Do we need a Gatekeeper?
Updated: May 16
Jesus compared himself to a gate, saying that whoever enters through him will be safe, will come in and go out and find good pastures. A gatekeeper controls access to something or someone, usually to someone with power. A gatekeeper could be a receptionist who decides where to route a message, a security guard at the entrance of a residential building, a bouncer who decides who may enter a bar, or a religious authority deciding who may enter and play a role in leadership.
Jesus said that he came that all may have life, and have it to the full. Jesus opened the gate to all people, so that all may participate in life to the full. He authorized all people to participate fully in life, use their gifts and follow their calling. All people, regardless of race, marital status, sexual preference or gender. All people.
In the novel I am writing, Out of Brokenness: The Forgotten Followers, Mary is broken by abuse, Joanna by racism. Both take active steps towards wholeness. It is not about being passive as Jesus swoops in and makes everything rosy. Jesus opens the gate and it is up to us to come in for shelter or go out to find good pastures. We are not usually the passive recipients of miracles. We need to take active steps and reach out for solutions. Thankfully, God gave various gifts to people who specialize in helping in various areas: financial planning, mental health, physical therapies or treatments. Those who come in and go out of the gate show faith in action.
Jesus compares those who do not go through the gate to thieves who hop the fence and steal, kill and destroy. Do you know of any leaders or authorities who steal, swindle, or manipulate others to get rich from their followers? Do you know any public speakers who hurt or destroy their followers by insulting, maligning, and belittling them? Any influencers who condone racism or sexism? Are any religious institutions complicit with emotional, spiritual or physical abuse? Jesus said that a corrupt person will bring forth evil fruit and that we can identify them by their actions (Matthew 7:17). We can know who is a good gatekeeper and who is a thief who hopped the fence.
Some have said we need to get rid of gatekeepers because so many bad gatekeepers have silenced people and blocked them from living life to the full. Social media has few gatekeepers, and we can see that giving everyone a voice can either work for good or harm. Having a good gatekeeper is better than having no gatekeeper.

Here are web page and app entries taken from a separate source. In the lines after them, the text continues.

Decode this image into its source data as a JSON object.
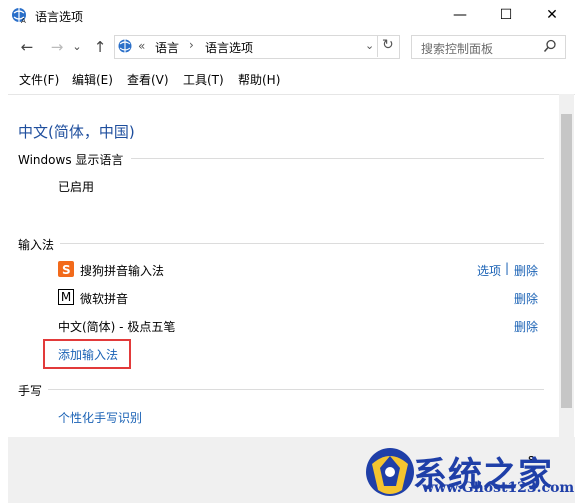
{
  "window": {
    "title": "语言选项",
    "minimize": "—",
    "maximize": "☐",
    "close": "✕"
  },
  "nav": {
    "back": "←",
    "forward": "→",
    "dropdown": "⌄",
    "up": "↑",
    "breadcrumb_prefix": "«",
    "breadcrumb": [
      "语言",
      "语言选项"
    ],
    "breadcrumb_sep": "›",
    "refresh": "↻",
    "search_placeholder": "搜索控制面板"
  },
  "menu": [
    "文件(F)",
    "编辑(E)",
    "查看(V)",
    "工具(T)",
    "帮助(H)"
  ],
  "language_title": "中文(简体，中国)",
  "display_language": {
    "header": "Windows 显示语言",
    "status": "已启用"
  },
  "input_methods": {
    "header": "输入法",
    "items": [
      {
        "name": "搜狗拼音输入法",
        "icon": "sogou-icon",
        "options": "选项",
        "sep": "|",
        "remove": "删除"
      },
      {
        "name": "微软拼音",
        "icon": "microsoft-pinyin-icon",
        "icon_glyph": "M",
        "remove": "删除"
      },
      {
        "name": "中文(简体) - 极点五笔",
        "remove": "删除"
      }
    ],
    "add": "添加输入法"
  },
  "handwriting": {
    "header": "手写",
    "link": "个性化手写识别"
  },
  "watermark": {
    "text": "系统之家",
    "url": "www.Ghost123.com",
    "partial": "s"
  },
  "colors": {
    "link": "#1a62b5",
    "title": "#1e4e9d",
    "highlight": "#e23a3a",
    "sogou": "#f26a1b"
  }
}
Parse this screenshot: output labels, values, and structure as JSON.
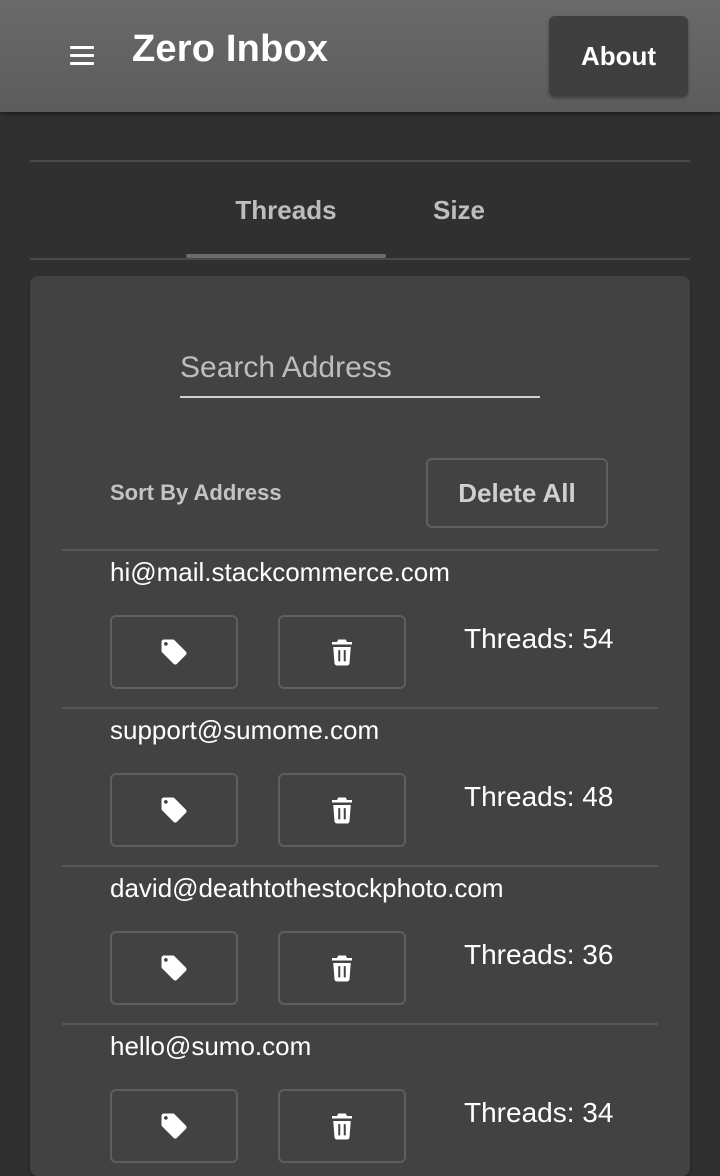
{
  "header": {
    "title": "Zero Inbox",
    "about_label": "About",
    "menu_icon": "hamburger-menu-icon"
  },
  "tabs": [
    {
      "label": "Threads",
      "active": true
    },
    {
      "label": "Size",
      "active": false
    }
  ],
  "search": {
    "placeholder": "Search Address",
    "value": ""
  },
  "controls": {
    "sort_label": "Sort By Address",
    "delete_all_label": "Delete All"
  },
  "senders": [
    {
      "address": "hi@mail.stackcommerce.com",
      "threads_text": "Threads: 54"
    },
    {
      "address": "support@sumome.com",
      "threads_text": "Threads: 48"
    },
    {
      "address": "david@deathtothestockphoto.com",
      "threads_text": "Threads: 36"
    },
    {
      "address": "hello@sumo.com",
      "threads_text": "Threads: 34"
    }
  ],
  "icons": {
    "tag": "tag-icon",
    "trash": "trash-icon"
  },
  "colors": {
    "background": "#303030",
    "appbar": "#616161",
    "card": "#424242",
    "text": "#ffffff",
    "muted_text": "#bdbdbd"
  }
}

Some people are too hurt or broken to be able to enter on their own. They need an advocate to open doors for them. The Bible tells husbands to "Treat your wife with understanding as you live together. She may be weaker than you are, but she is your equal partner in God's gift of new life." (1 Peter 3:7 NLT). This verse asks men to set aside their advantages because women and men are equal heirs in God's kingdom.
Many biblical stories show Jesus empowering women and men both as students, followers, patrons, disciples and apostles. As a gatekeeper, Jesus opened the gate to those who had previously been excluded from studying or public speaking.

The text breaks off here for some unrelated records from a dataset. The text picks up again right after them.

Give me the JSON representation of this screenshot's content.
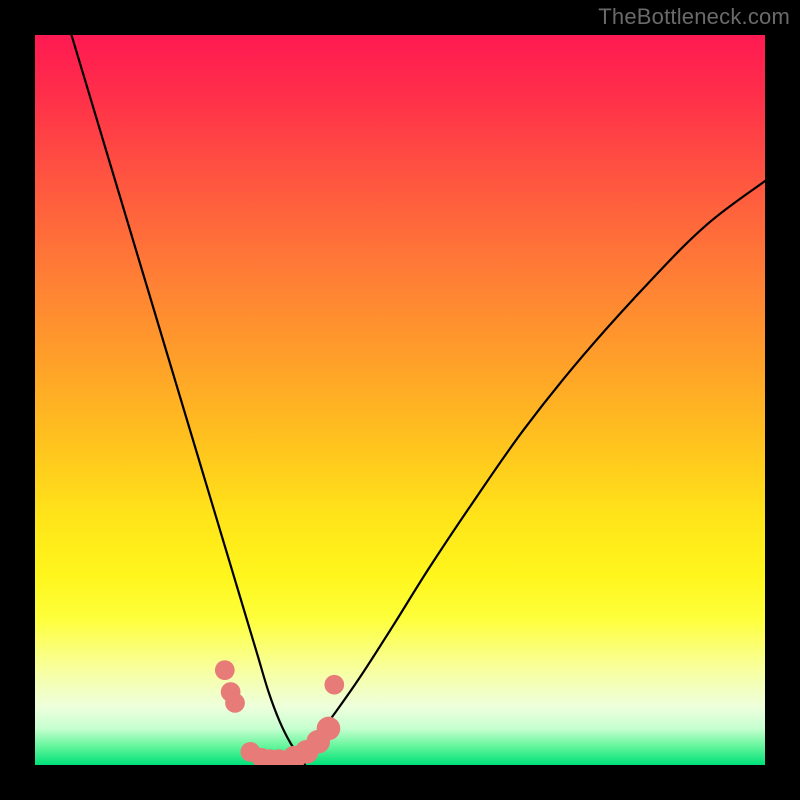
{
  "watermark": "TheBottleneck.com",
  "colors": {
    "frame": "#000000",
    "curve": "#000000",
    "marker": "#e77b78",
    "watermark_text": "#6a6a6a"
  },
  "chart_data": {
    "type": "line",
    "title": "",
    "xlabel": "",
    "ylabel": "",
    "xlim": [
      0,
      100
    ],
    "ylim": [
      0,
      100
    ],
    "series": [
      {
        "name": "left-curve",
        "x": [
          5,
          8,
          11,
          14,
          17,
          20,
          23,
          26,
          27.5,
          29,
          30.5,
          32,
          33.5,
          35,
          37
        ],
        "y": [
          100,
          90,
          80,
          70,
          60,
          50,
          40,
          30,
          25,
          20,
          15,
          10,
          6,
          3,
          0
        ]
      },
      {
        "name": "right-curve",
        "x": [
          35,
          38,
          41,
          44.5,
          49,
          54,
          60,
          67,
          75,
          84,
          92,
          100
        ],
        "y": [
          0,
          3,
          7,
          12,
          19,
          27,
          36,
          46,
          56,
          66,
          74,
          80
        ]
      }
    ],
    "markers": {
      "name": "highlighted-points",
      "points": [
        {
          "x": 26.0,
          "y": 13.0,
          "r": 1.5
        },
        {
          "x": 26.8,
          "y": 10.0,
          "r": 1.5
        },
        {
          "x": 27.4,
          "y": 8.5,
          "r": 1.5
        },
        {
          "x": 29.5,
          "y": 1.8,
          "r": 1.5
        },
        {
          "x": 31.0,
          "y": 1.0,
          "r": 1.5
        },
        {
          "x": 32.2,
          "y": 0.8,
          "r": 1.5
        },
        {
          "x": 33.4,
          "y": 0.8,
          "r": 1.5
        },
        {
          "x": 35.5,
          "y": 1.0,
          "r": 1.8
        },
        {
          "x": 37.2,
          "y": 1.8,
          "r": 1.8
        },
        {
          "x": 38.8,
          "y": 3.2,
          "r": 1.8
        },
        {
          "x": 40.2,
          "y": 5.0,
          "r": 1.8
        },
        {
          "x": 41.0,
          "y": 11.0,
          "r": 1.5
        }
      ]
    }
  }
}
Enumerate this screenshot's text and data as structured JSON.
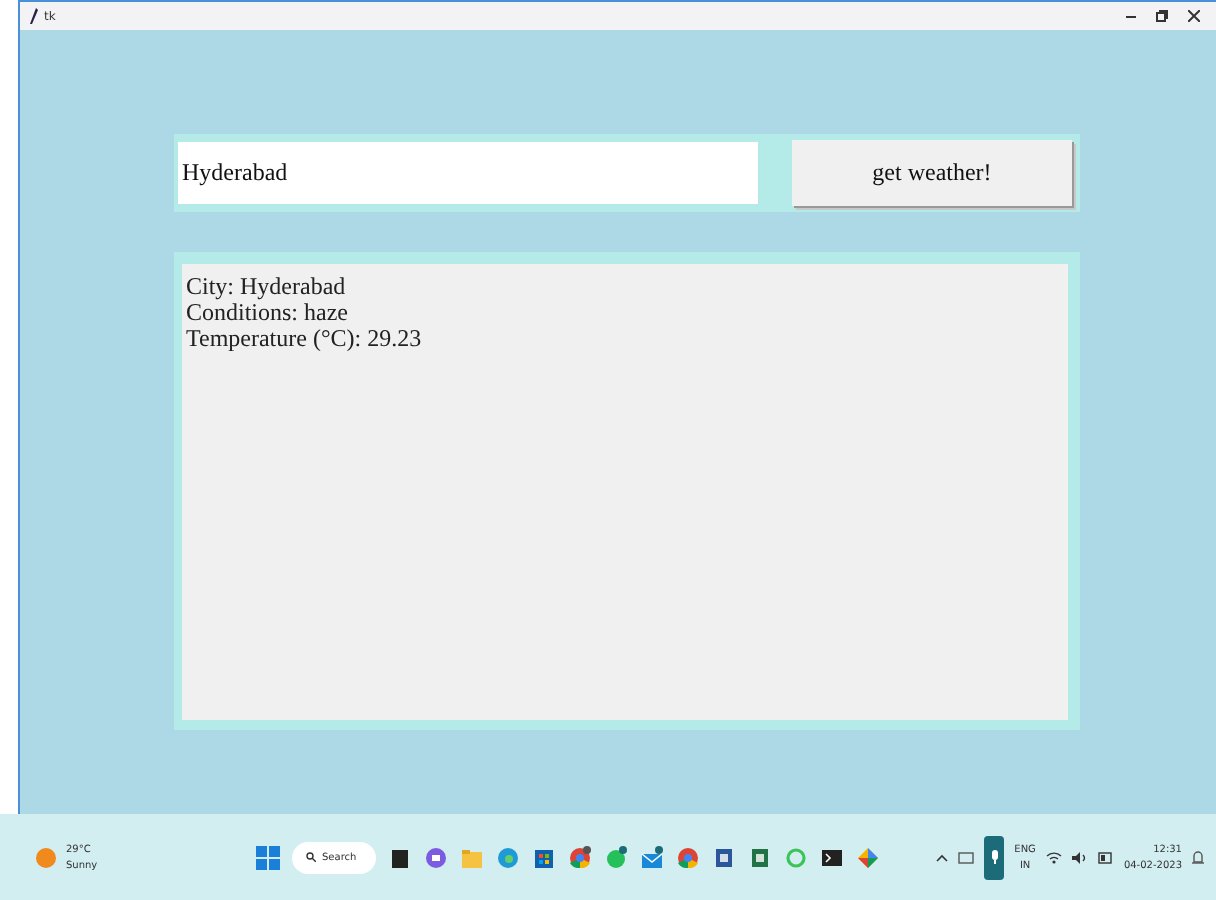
{
  "window": {
    "title": "tk"
  },
  "search_entry": {
    "value": "Hyderabad"
  },
  "fetch_button": {
    "label": "get weather!"
  },
  "output_lines": [
    "City: Hyderabad",
    "Conditions: haze",
    "Temperature (°C): 29.23"
  ],
  "taskbar": {
    "weather": {
      "temperature": "29°C",
      "condition": "Sunny"
    },
    "search": {
      "label": "Search"
    },
    "language": {
      "code": "ENG",
      "region": "IN"
    },
    "clock": {
      "time": "12:31",
      "date": "04-02-2023"
    }
  }
}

Do we need a gatekeeper? Yes, if it's a good gatekeeper who follows Jesus' example, welcomes people so that they may have life and have it to the full.